ACTIVITY: Note each line of the entries that includes "Valor". Then copy those lines.

RECORDED DATA:
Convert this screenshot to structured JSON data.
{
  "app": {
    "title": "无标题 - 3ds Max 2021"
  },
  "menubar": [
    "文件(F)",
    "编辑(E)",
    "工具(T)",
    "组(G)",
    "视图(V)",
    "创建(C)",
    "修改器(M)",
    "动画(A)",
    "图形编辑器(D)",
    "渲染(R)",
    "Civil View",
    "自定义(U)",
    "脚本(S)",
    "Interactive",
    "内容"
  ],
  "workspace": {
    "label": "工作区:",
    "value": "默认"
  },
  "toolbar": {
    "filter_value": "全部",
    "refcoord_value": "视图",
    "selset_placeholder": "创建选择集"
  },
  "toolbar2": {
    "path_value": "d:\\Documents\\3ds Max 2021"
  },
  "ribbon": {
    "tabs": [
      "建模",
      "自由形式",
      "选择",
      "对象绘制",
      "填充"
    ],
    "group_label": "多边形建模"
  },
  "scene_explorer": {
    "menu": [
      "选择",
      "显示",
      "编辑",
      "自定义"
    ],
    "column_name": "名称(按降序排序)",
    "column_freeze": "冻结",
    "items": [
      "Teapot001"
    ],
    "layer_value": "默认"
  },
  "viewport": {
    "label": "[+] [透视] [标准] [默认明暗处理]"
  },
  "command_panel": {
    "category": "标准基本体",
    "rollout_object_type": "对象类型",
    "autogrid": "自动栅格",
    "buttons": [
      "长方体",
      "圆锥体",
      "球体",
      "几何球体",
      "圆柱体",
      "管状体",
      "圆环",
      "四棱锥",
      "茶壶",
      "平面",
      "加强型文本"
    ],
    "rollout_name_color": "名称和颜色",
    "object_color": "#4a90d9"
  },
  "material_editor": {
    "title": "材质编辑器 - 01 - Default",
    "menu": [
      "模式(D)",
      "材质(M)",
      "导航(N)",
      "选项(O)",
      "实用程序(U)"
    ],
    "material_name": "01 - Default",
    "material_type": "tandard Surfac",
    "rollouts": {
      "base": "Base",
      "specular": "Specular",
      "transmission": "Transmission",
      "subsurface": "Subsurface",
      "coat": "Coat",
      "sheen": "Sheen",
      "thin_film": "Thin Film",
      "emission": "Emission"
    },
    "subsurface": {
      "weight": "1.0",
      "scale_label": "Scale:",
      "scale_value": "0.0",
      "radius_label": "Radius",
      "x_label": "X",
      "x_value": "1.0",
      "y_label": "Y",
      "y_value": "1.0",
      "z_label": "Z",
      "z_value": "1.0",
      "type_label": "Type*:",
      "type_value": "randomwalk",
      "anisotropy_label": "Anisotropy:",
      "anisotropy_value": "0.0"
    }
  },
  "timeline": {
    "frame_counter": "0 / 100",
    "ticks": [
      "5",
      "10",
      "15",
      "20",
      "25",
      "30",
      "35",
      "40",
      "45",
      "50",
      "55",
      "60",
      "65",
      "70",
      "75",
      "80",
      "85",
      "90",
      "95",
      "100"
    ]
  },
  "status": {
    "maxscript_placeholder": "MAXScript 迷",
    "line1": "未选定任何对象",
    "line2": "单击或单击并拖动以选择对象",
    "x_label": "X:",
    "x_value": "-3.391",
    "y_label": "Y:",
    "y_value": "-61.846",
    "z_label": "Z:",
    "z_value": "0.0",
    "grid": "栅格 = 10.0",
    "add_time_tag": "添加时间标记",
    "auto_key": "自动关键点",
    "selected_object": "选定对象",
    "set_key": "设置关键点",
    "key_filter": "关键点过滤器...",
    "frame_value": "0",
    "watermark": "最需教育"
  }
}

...

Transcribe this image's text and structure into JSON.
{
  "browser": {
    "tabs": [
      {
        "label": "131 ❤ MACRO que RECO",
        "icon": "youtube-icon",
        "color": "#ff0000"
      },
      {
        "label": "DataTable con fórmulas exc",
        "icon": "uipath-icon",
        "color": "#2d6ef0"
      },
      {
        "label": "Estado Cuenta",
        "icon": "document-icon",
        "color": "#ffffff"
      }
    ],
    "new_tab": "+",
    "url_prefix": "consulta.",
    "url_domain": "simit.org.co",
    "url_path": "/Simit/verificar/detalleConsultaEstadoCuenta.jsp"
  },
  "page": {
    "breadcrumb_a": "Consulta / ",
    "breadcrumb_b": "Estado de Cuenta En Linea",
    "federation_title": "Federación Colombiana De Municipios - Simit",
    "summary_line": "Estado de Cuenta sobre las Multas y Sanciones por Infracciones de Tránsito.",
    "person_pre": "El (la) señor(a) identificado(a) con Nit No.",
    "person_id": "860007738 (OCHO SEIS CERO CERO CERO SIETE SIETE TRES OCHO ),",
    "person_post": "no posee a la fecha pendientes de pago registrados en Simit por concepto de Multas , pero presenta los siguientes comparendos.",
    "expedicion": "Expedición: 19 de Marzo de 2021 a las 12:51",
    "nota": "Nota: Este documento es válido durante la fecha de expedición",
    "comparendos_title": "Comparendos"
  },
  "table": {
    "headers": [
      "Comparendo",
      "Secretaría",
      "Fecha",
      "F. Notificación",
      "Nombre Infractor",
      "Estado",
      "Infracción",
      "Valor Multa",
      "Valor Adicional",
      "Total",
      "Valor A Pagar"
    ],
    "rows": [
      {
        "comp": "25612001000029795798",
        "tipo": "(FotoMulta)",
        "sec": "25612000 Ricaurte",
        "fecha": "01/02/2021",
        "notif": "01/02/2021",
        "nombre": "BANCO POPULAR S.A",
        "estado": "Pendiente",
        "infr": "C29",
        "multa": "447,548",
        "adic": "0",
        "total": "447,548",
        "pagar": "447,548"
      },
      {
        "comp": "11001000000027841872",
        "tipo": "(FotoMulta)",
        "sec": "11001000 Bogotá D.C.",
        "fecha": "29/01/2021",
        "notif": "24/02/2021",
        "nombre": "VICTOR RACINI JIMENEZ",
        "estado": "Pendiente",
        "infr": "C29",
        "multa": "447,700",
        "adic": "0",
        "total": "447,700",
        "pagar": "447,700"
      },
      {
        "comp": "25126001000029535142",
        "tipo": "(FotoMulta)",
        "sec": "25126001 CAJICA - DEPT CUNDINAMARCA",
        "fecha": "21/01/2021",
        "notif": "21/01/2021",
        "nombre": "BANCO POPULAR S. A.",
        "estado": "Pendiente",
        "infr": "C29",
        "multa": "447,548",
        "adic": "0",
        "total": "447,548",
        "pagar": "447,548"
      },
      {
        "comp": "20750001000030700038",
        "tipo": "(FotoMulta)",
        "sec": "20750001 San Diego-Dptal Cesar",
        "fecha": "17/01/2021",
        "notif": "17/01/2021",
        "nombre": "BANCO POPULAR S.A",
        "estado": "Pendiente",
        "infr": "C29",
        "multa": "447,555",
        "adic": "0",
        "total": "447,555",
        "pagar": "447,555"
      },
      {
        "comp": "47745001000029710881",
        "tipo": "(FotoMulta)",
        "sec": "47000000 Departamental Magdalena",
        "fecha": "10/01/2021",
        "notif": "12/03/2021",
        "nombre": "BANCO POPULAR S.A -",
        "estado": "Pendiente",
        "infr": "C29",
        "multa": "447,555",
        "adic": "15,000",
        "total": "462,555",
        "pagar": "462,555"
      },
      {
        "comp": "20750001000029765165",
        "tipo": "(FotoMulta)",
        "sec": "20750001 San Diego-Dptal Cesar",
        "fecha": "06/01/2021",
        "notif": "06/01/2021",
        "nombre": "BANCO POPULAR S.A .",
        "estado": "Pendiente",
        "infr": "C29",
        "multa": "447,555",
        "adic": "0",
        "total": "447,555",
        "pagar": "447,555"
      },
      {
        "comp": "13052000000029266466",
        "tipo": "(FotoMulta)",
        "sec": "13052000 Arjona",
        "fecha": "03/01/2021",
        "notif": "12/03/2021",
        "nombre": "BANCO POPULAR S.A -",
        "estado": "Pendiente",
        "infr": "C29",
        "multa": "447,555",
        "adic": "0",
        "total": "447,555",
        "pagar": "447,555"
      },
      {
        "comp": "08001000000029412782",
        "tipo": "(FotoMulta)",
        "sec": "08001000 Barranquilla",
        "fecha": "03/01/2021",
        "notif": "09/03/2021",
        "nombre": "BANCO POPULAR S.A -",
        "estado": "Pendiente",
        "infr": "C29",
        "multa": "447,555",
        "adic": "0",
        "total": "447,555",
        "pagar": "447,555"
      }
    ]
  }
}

WRITTEN ANSWER:
      "Valor Multa",
      "Valor Adicional",
      "Valor A Pagar"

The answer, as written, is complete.